→ **Exercise**
Look through the entries that follow and return each line that has the string "text".

→ **Source data**
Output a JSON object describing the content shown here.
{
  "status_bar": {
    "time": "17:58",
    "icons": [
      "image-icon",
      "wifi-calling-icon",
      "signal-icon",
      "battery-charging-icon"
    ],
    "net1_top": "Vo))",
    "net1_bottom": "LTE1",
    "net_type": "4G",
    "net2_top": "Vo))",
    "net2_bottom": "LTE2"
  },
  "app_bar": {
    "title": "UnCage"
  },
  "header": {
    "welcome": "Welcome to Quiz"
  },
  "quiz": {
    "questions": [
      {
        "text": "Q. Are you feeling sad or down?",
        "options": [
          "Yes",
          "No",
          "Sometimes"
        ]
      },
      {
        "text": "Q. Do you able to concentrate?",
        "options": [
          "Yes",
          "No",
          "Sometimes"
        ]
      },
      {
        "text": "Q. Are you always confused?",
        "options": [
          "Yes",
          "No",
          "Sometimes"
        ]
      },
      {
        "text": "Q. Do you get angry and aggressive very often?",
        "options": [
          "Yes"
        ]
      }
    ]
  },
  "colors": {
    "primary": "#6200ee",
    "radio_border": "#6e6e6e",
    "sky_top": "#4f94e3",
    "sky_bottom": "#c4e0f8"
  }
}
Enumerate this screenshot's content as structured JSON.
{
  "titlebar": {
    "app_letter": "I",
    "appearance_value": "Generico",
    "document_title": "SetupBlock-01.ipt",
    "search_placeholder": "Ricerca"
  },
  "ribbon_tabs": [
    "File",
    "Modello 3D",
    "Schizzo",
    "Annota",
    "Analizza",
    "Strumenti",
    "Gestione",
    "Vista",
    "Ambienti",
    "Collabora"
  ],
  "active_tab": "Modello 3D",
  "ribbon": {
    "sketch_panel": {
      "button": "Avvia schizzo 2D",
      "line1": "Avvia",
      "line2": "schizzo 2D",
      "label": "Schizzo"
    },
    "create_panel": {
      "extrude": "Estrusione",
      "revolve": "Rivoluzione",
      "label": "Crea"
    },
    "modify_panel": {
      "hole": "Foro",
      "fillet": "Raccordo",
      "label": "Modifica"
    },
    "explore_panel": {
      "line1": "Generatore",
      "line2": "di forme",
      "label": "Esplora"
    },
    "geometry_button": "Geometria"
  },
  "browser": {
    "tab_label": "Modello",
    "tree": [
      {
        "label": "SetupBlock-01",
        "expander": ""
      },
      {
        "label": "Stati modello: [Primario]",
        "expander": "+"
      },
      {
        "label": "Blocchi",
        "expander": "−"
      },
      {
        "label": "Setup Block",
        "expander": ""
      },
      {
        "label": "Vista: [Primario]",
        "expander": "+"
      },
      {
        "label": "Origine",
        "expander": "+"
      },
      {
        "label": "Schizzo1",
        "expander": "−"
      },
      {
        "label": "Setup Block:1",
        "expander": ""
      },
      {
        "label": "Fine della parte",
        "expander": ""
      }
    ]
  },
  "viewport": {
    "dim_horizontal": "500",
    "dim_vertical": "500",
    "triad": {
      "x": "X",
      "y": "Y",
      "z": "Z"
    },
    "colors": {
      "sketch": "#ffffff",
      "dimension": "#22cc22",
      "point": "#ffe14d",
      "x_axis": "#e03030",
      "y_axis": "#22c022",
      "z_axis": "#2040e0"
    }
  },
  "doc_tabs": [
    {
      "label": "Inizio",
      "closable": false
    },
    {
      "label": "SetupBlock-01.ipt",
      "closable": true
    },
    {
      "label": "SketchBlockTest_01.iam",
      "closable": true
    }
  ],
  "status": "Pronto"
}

→ **Task result**
        "text": "Q. Are you feeling sad or down?",
        "text": "Q. Do you able to concentrate?",
        "text": "Q. Are you always confused?",
        "text": "Q. Do you get angry and aggressive very often?",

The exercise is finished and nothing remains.